The seniors' exemption has upper limits on income - i.e., you don't get it if you earn too much - but so far as I know it doesn't have lower limits. If the town is saying that they're denying the exemption because of your parents' income, then it's possible that the county thinks your parents aren't reporting all of their income. The fact that the property was partly used for commercial purposes might have a bearing on the amount of the exemption, but since you didn't say that the notice said anything about that it's probably not the main cause for denying the exemption.
I would suggest that you check with a competent local tax professional who has experience grieving local property taxes. He or she should be able to give you a solid answer you can rely on (never count on answers you get online for free) and may be able to help your parents re-apply for the exemption and prove to the town that they're in fact entitled to the exemption.
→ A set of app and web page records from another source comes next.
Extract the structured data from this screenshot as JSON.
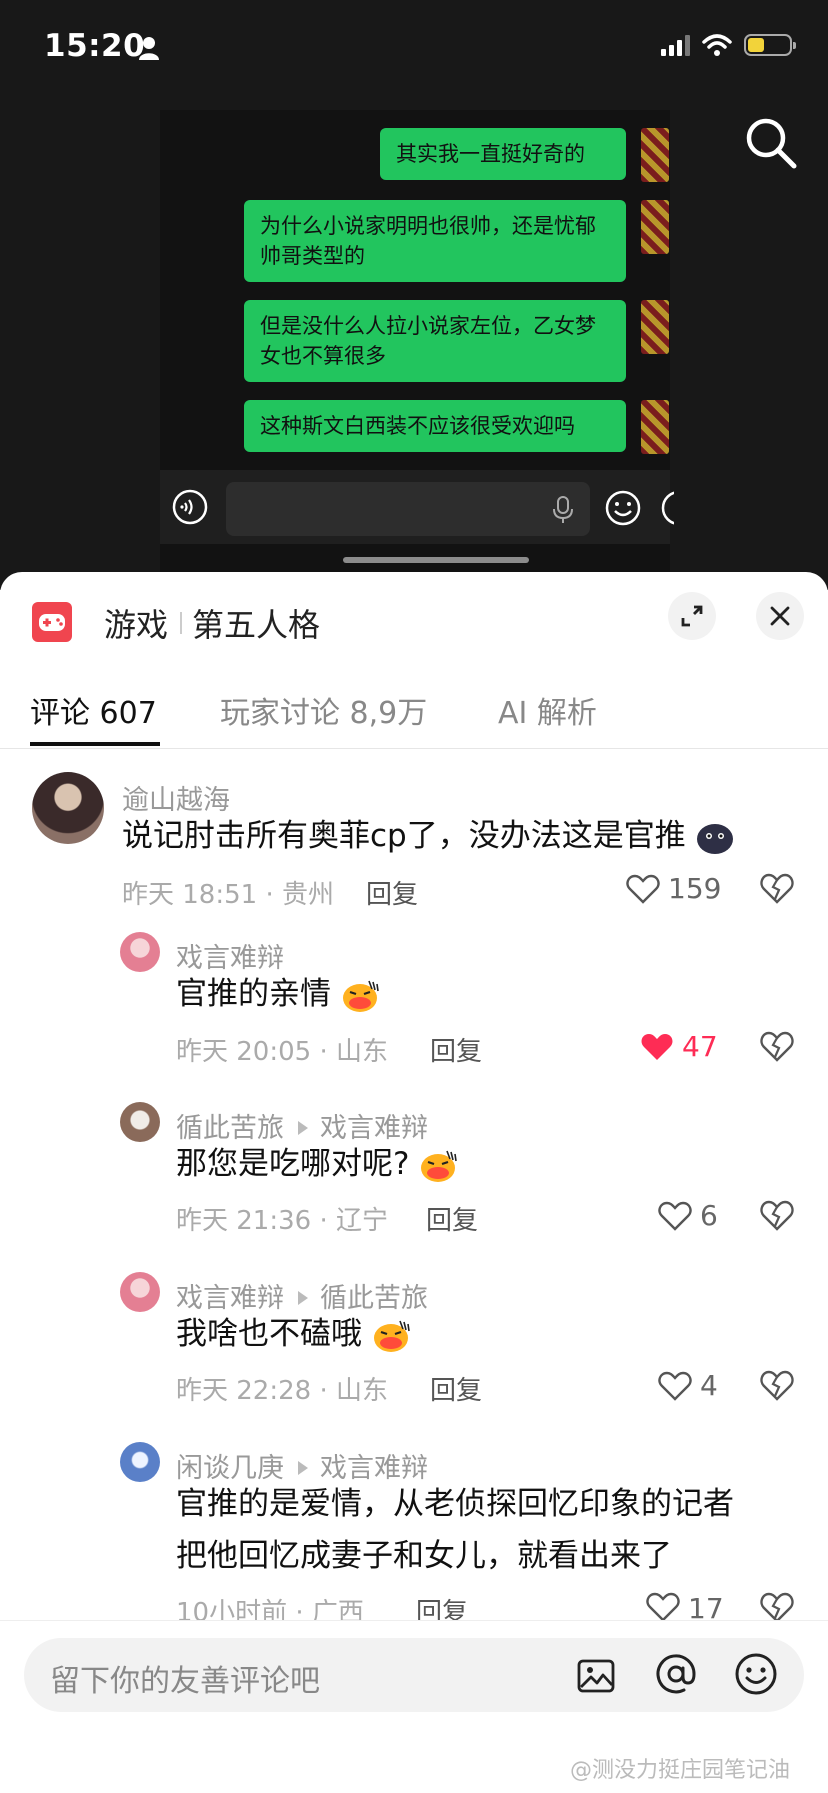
{
  "status_bar": {
    "time": "15:20"
  },
  "chat": {
    "messages": [
      {
        "text": "其实我一直挺好奇的"
      },
      {
        "text": "为什么小说家明明也很帅，还是忧郁帅哥类型的"
      },
      {
        "text": "但是没什么人拉小说家左位，乙女梦女也不算很多"
      },
      {
        "text": "这种斯文白西装不应该很受欢迎吗"
      }
    ]
  },
  "sheet": {
    "category": "游戏",
    "title": "第五人格",
    "tabs": [
      {
        "label": "评论 607",
        "active": true
      },
      {
        "label": "玩家讨论 8,9万",
        "active": false
      },
      {
        "label": "AI 解析",
        "active": false
      }
    ]
  },
  "comments": [
    {
      "user": "逾山越海",
      "reply_to": "",
      "text": "说记肘击所有奥菲cp了，没办法这是官推",
      "emoji": "dark-blob",
      "meta": "昨天 18:51 · 贵州",
      "reply_label": "回复",
      "likes": "159",
      "liked": false
    },
    {
      "user": "戏言难辩",
      "reply_to": "",
      "text": "官推的亲情",
      "emoji": "laughing",
      "meta": "昨天 20:05 · 山东",
      "reply_label": "回复",
      "likes": "47",
      "liked": true
    },
    {
      "user": "循此苦旅",
      "reply_to": "戏言难辩",
      "text": "那您是吃哪对呢?",
      "emoji": "laughing",
      "meta": "昨天 21:36 · 辽宁",
      "reply_label": "回复",
      "likes": "6",
      "liked": false
    },
    {
      "user": "戏言难辩",
      "reply_to": "循此苦旅",
      "text": "我啥也不磕哦",
      "emoji": "laughing",
      "meta": "昨天 22:28 · 山东",
      "reply_label": "回复",
      "likes": "4",
      "liked": false
    },
    {
      "user": "闲谈几庚",
      "reply_to": "戏言难辩",
      "text_line1": "官推的是爱情，从老侦探回忆印象的记者",
      "text_line2": "把他回忆成妻子和女儿，就看出来了",
      "meta": "10小时前 · 广西",
      "reply_label": "回复",
      "likes": "17",
      "liked": false
    }
  ],
  "input": {
    "placeholder": "留下你的友善评论吧"
  },
  "watermark": "@测没力挺庄园笔记油",
  "colors": {
    "accent_green": "#22c55e",
    "like_red": "#fe2c55",
    "game_icon_red": "#f0454f"
  }
}
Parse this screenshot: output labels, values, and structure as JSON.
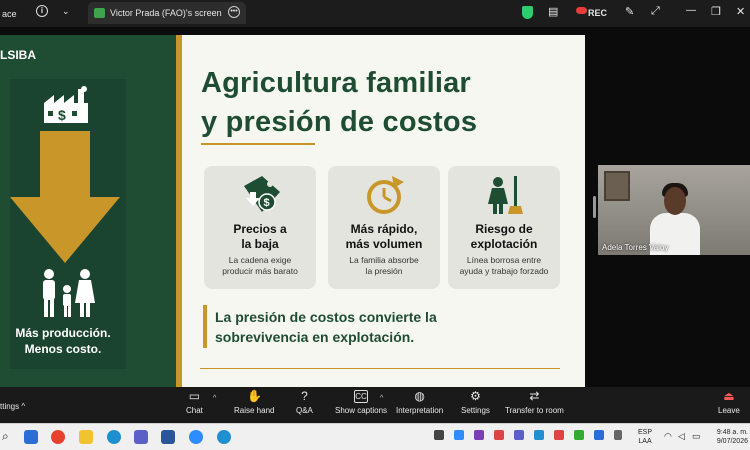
{
  "topbar": {
    "left_fragment": "ace",
    "tab_title": "Victor Prada (FAO)'s screen",
    "rec_label": "REC"
  },
  "slide": {
    "brand": "LSIBA",
    "title_line1": "Agricultura familiar",
    "title_line2": "y presión de costos",
    "left_tagline_line1": "Más producción.",
    "left_tagline_line2": "Menos costo.",
    "cards": [
      {
        "title_line1": "Precios a",
        "title_line2": "la baja",
        "desc_line1": "La cadena exige",
        "desc_line2": "producir más barato",
        "icon": "price-tag-down-icon"
      },
      {
        "title_line1": "Más rápido,",
        "title_line2": "más volumen",
        "desc_line1": "La familia absorbe",
        "desc_line2": "la presión",
        "icon": "clock-arrow-icon"
      },
      {
        "title_line1": "Riesgo de",
        "title_line2": "explotación",
        "desc_line1": "Línea borrosa entre",
        "desc_line2": "ayuda y trabajo forzado",
        "icon": "child-broom-icon"
      }
    ],
    "quote_line1": "La presión de costos convierte la",
    "quote_line2": "sobrevivencia en explotación."
  },
  "video": {
    "participant_name": "Adela Torres Valoy"
  },
  "meeting_toolbar": {
    "settings_fragment": "ttings",
    "buttons": [
      {
        "label": "Chat",
        "icon": "chat-icon"
      },
      {
        "label": "Raise hand",
        "icon": "hand-icon"
      },
      {
        "label": "Q&A",
        "icon": "qa-icon"
      },
      {
        "label": "Show captions",
        "icon": "captions-icon"
      },
      {
        "label": "Interpretation",
        "icon": "globe-icon"
      },
      {
        "label": "Settings",
        "icon": "gear-icon"
      },
      {
        "label": "Transfer to room",
        "icon": "transfer-icon"
      },
      {
        "label": "Leave",
        "icon": "leave-icon"
      }
    ]
  },
  "taskbar": {
    "lang_line1": "ESP",
    "lang_line2": "LAA",
    "time": "9:48 a. m.",
    "date": "9/07/2026"
  },
  "colors": {
    "brand_green": "#1f4d33",
    "gold": "#c9962a",
    "slide_bg": "#f7f7f2",
    "card_bg": "#e4e4de"
  }
}
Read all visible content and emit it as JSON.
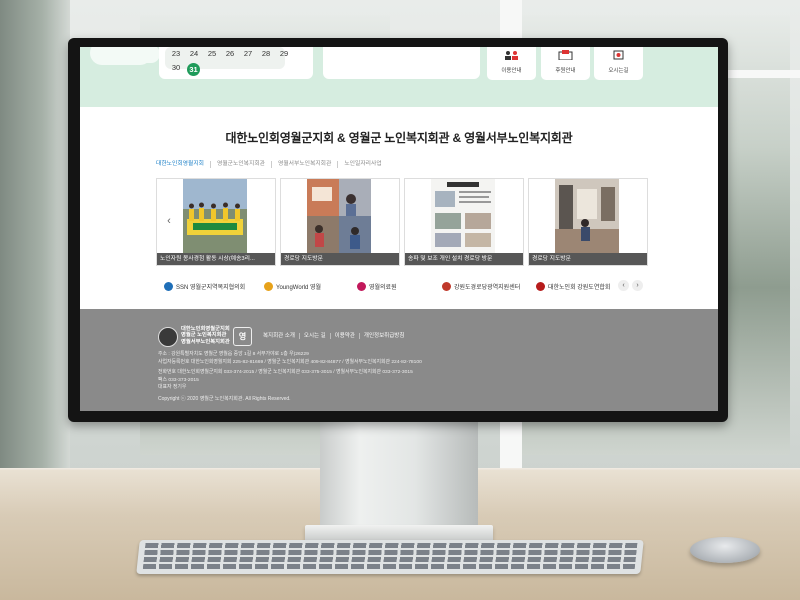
{
  "calendar": {
    "row1": [
      "23",
      "24",
      "25",
      "26",
      "27",
      "28",
      "29"
    ],
    "row2": [
      "30",
      "31"
    ],
    "today": "31"
  },
  "quick_links": [
    {
      "label": "이용안내",
      "icon": "user-group-icon"
    },
    {
      "label": "후원안내",
      "icon": "donation-icon"
    },
    {
      "label": "오시는길",
      "icon": "map-pin-icon"
    }
  ],
  "page_title": "대한노인회영월군지회 & 영월군 노인복지회관 & 영월서부노인복지회관",
  "tabs": [
    {
      "label": "대한노인회영월지회",
      "active": true
    },
    {
      "label": "영월군노인복지회관",
      "active": false
    },
    {
      "label": "영월서부노인복지회관",
      "active": false
    },
    {
      "label": "노인일자리사업",
      "active": false
    }
  ],
  "gallery": [
    {
      "caption": "노인자원 봉사경험 활동 시상(예송3리..."
    },
    {
      "caption": "경로당 지도방문"
    },
    {
      "caption": "송파 및 보조 개인 설치 경로당 방문"
    },
    {
      "caption": "경로당 지도방문"
    }
  ],
  "gallery_nav": {
    "prev": "‹",
    "next": "›"
  },
  "partners": [
    {
      "label": "SSN 영월군지역복지협의회",
      "color": "#1f6fb8"
    },
    {
      "label": "YoungWorld 영월",
      "color": "#e7a21a"
    },
    {
      "label": "영월의료원",
      "color": "#c2185b"
    },
    {
      "label": "강원도경로당광역지원센터",
      "color": "#c0392b"
    },
    {
      "label": "대한노인회 강원도연합회",
      "color": "#b71c1c"
    }
  ],
  "partner_nav": {
    "prev": "‹",
    "next": "›"
  },
  "footer": {
    "org_lines": [
      "대한노인회영월군지회",
      "영월군 노인복지회관",
      "영월서부노인복지회관"
    ],
    "badge": "영",
    "links": [
      "복지회관 소개",
      "오시는 길",
      "이용약관",
      "개인정보취급방침"
    ],
    "address": "주소 : 강원특별자치도 영월군 영월읍 중앙 1길 8 서부가야로 1층 우)26229",
    "business": "사업자등록번호 대한노인회영월지회 225-82-81669 / 영월군 노인복지회관 409-82-84877 / 영월서부노인복지회관 224-82-78100",
    "phone": "전화번호 대한노인회영월군지회 033-374-2015 / 영월군 노인복지회관 033-375-3015 / 영월서부노인복지회관 033-372-3015",
    "fax": "팩스 033-373-2015",
    "rep": "대표자 정기우",
    "copyright": "Copyright ⓒ 2020 영월군 노인복지회관. All Rights Reserved."
  },
  "colors": {
    "mint": "#d6ede0",
    "accent_green": "#1f9b5a",
    "tab_active": "#1a7fc7",
    "footer_bg": "#8a8a8a"
  }
}
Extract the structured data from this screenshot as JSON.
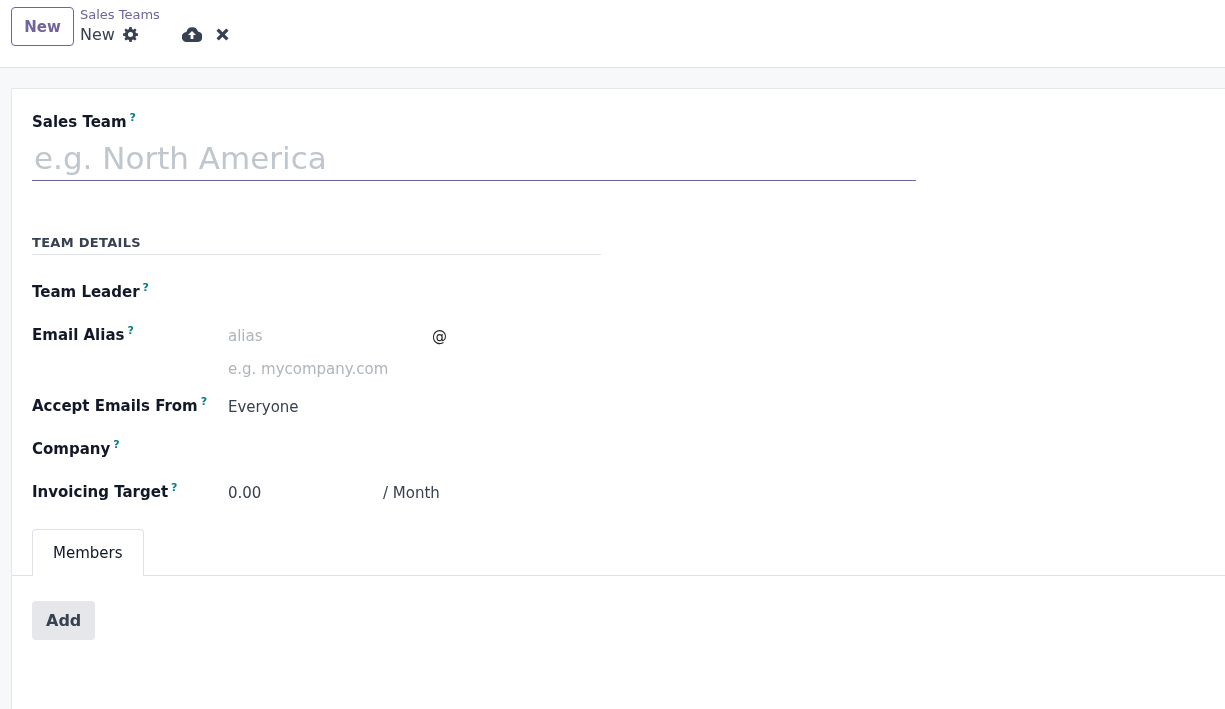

My answer does not constitute legal advice and may not be relied upon by anyone for any purpose and does not constitute an attorney/client relationship or an offer to form such a relationship. This disclaimer is intended to be fully compliant with the requirements of Treasury Department Circular 230 and the terms thereof are fully incorporated by reference. If you wish to consult with me please contact me at dana@nytaxcounsel or visit my website at www.nytaxcounsel.com
The exemption is awarded on an annual basis. In order to sue the Town, your mother needs to apply this year, and if denied, she has the right to an administrative appeal, and then to go to court. It sounds like she qualifies.
If you'd like to discuss, please feel free to call. Jeff Gold Gold, Benes, LLP 1854 Bellmore Ave Bellmore, NY 11710 Telephone -516.512.6333 Email - Jgold@goldbenes.com